**Work task**:
Please write out each entry below exactly as it appears.

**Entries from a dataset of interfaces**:
::::

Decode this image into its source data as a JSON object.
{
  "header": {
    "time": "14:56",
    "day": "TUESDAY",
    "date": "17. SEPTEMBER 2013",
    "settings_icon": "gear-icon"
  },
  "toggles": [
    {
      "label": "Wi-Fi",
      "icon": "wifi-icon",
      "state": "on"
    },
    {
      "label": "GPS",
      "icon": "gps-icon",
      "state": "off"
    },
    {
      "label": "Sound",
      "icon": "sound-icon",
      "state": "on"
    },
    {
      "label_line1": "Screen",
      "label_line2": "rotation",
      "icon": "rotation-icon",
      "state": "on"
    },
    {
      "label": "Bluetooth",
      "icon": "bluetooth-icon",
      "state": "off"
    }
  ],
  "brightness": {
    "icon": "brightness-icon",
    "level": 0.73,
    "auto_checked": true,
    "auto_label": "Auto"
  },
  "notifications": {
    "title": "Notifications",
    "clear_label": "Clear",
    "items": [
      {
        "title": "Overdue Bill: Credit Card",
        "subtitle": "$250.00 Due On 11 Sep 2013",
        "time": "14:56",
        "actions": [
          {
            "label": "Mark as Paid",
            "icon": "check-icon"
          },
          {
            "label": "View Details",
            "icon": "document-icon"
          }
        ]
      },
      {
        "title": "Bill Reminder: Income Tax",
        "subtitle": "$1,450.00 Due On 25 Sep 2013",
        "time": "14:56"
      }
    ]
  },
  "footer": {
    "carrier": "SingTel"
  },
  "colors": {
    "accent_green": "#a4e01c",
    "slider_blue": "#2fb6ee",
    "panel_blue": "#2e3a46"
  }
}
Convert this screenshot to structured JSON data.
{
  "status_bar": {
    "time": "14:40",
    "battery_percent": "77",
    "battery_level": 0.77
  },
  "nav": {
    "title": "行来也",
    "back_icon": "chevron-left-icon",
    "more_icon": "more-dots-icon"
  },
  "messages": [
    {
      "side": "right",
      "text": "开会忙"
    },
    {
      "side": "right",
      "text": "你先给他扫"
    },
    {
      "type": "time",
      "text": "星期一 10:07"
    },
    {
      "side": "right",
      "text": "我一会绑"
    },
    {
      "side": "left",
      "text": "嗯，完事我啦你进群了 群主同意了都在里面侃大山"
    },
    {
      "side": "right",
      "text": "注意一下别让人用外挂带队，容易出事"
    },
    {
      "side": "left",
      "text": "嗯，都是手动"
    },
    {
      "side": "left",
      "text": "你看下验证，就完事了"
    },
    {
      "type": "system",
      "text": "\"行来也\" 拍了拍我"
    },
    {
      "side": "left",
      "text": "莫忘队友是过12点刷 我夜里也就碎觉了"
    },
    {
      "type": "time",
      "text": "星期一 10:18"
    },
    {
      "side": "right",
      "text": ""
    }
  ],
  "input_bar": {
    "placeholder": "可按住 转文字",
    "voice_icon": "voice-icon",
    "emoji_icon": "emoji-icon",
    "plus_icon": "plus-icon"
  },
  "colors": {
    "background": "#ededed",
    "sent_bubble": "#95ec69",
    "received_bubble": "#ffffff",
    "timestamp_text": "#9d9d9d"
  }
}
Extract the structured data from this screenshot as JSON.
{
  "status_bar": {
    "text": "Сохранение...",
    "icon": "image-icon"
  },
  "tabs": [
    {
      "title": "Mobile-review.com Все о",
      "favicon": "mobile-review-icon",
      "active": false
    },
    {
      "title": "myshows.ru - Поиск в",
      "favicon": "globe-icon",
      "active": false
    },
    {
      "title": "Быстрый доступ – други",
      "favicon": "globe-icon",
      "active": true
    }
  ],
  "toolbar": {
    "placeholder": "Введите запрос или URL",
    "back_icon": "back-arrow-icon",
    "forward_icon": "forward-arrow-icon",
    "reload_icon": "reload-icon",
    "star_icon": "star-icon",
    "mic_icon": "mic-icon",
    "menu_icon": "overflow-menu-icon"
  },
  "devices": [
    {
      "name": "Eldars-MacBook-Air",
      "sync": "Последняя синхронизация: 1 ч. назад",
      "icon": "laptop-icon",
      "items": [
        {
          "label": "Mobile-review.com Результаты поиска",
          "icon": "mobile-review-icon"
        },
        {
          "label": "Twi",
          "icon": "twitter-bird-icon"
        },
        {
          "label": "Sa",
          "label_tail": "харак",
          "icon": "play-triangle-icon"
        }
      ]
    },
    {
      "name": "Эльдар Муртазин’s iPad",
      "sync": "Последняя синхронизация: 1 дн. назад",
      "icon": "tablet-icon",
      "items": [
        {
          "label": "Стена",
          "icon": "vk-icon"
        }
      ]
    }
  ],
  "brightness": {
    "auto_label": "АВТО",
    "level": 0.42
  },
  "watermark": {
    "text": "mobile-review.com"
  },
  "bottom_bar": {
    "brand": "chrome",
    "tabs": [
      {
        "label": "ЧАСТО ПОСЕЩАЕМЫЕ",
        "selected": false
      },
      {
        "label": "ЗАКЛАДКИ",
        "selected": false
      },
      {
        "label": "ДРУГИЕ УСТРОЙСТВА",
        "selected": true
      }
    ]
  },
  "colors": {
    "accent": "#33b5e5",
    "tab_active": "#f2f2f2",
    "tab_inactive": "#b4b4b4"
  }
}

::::

**The completed task**:
Decode this image into its source data as a JSON object.
{
  "header": {
    "time": "14:56",
    "day": "TUESDAY",
    "date": "17. SEPTEMBER 2013",
    "settings_icon": "gear-icon"
  },
  "toggles": [
    {
      "label": "Wi-Fi",
      "icon": "wifi-icon",
      "state": "on"
    },
    {
      "label": "GPS",
      "icon": "gps-icon",
      "state": "off"
    },
    {
      "label": "Sound",
      "icon": "sound-icon",
      "state": "on"
    },
    {
      "label_line1": "Screen",
      "label_line2": "rotation",
      "icon": "rotation-icon",
      "state": "on"
    },
    {
      "label": "Bluetooth",
      "icon": "bluetooth-icon",
      "state": "off"
    }
  ],
  "brightness": {
    "icon": "brightness-icon",
    "level": 0.73,
    "auto_checked": true,
    "auto_label": "Auto"
  },
  "notifications": {
    "title": "Notifications",
    "clear_label": "Clear",
    "items": [
      {
        "title": "Overdue Bill: Credit Card",
        "subtitle": "$250.00 Due On 11 Sep 2013",
        "time": "14:56",
        "actions": [
          {
            "label": "Mark as Paid",
            "icon": "check-icon"
          },
          {
            "label": "View Details",
            "icon": "document-icon"
          }
        ]
      },
      {
        "title": "Bill Reminder: Income Tax",
        "subtitle": "$1,450.00 Due On 25 Sep 2013",
        "time": "14:56"
      }
    ]
  },
  "footer": {
    "carrier": "SingTel"
  },
  "colors": {
    "accent_green": "#a4e01c",
    "slider_blue": "#2fb6ee",
    "panel_blue": "#2e3a46"
  }
}
Convert this screenshot to structured JSON data.
{
  "status_bar": {
    "time": "14:40",
    "battery_percent": "77",
    "battery_level": 0.77
  },
  "nav": {
    "title": "行来也",
    "back_icon": "chevron-left-icon",
    "more_icon": "more-dots-icon"
  },
  "messages": [
    {
      "side": "right",
      "text": "开会忙"
    },
    {
      "side": "right",
      "text": "你先给他扫"
    },
    {
      "type": "time",
      "text": "星期一 10:07"
    },
    {
      "side": "right",
      "text": "我一会绑"
    },
    {
      "side": "left",
      "text": "嗯，完事我啦你进群了 群主同意了都在里面侃大山"
    },
    {
      "side": "right",
      "text": "注意一下别让人用外挂带队，容易出事"
    },
    {
      "side": "left",
      "text": "嗯，都是手动"
    },
    {
      "side": "left",
      "text": "你看下验证，就完事了"
    },
    {
      "type": "system",
      "text": "\"行来也\" 拍了拍我"
    },
    {
      "side": "left",
      "text": "莫忘队友是过12点刷 我夜里也就碎觉了"
    },
    {
      "type": "time",
      "text": "星期一 10:18"
    },
    {
      "side": "right",
      "text": ""
    }
  ],
  "input_bar": {
    "placeholder": "可按住 转文字",
    "voice_icon": "voice-icon",
    "emoji_icon": "emoji-icon",
    "plus_icon": "plus-icon"
  },
  "colors": {
    "background": "#ededed",
    "sent_bubble": "#95ec69",
    "received_bubble": "#ffffff",
    "timestamp_text": "#9d9d9d"
  }
}
Extract the structured data from this screenshot as JSON.
{
  "status_bar": {
    "text": "Сохранение...",
    "icon": "image-icon"
  },
  "tabs": [
    {
      "title": "Mobile-review.com Все о",
      "favicon": "mobile-review-icon",
      "active": false
    },
    {
      "title": "myshows.ru - Поиск в",
      "favicon": "globe-icon",
      "active": false
    },
    {
      "title": "Быстрый доступ – други",
      "favicon": "globe-icon",
      "active": true
    }
  ],
  "toolbar": {
    "placeholder": "Введите запрос или URL",
    "back_icon": "back-arrow-icon",
    "forward_icon": "forward-arrow-icon",
    "reload_icon": "reload-icon",
    "star_icon": "star-icon",
    "mic_icon": "mic-icon",
    "menu_icon": "overflow-menu-icon"
  },
  "devices": [
    {
      "name": "Eldars-MacBook-Air",
      "sync": "Последняя синхронизация: 1 ч. назад",
      "icon": "laptop-icon",
      "items": [
        {
          "label": "Mobile-review.com Результаты поиска",
          "icon": "mobile-review-icon"
        },
        {
          "label": "Twi",
          "icon": "twitter-bird-icon"
        },
        {
          "label": "Sa",
          "label_tail": "харак",
          "icon": "play-triangle-icon"
        }
      ]
    },
    {
      "name": "Эльдар Муртазин’s iPad",
      "sync": "Последняя синхронизация: 1 дн. назад",
      "icon": "tablet-icon",
      "items": [
        {
          "label": "Стена",
          "icon": "vk-icon"
        }
      ]
    }
  ],
  "brightness": {
    "auto_label": "АВТО",
    "level": 0.42
  },
  "watermark": {
    "text": "mobile-review.com"
  },
  "bottom_bar": {
    "brand": "chrome",
    "tabs": [
      {
        "label": "ЧАСТО ПОСЕЩАЕМЫЕ",
        "selected": false
      },
      {
        "label": "ЗАКЛАДКИ",
        "selected": false
      },
      {
        "label": "ДРУГИЕ УСТРОЙСТВА",
        "selected": true
      }
    ]
  },
  "colors": {
    "accent": "#33b5e5",
    "tab_active": "#f2f2f2",
    "tab_inactive": "#b4b4b4"
  }
}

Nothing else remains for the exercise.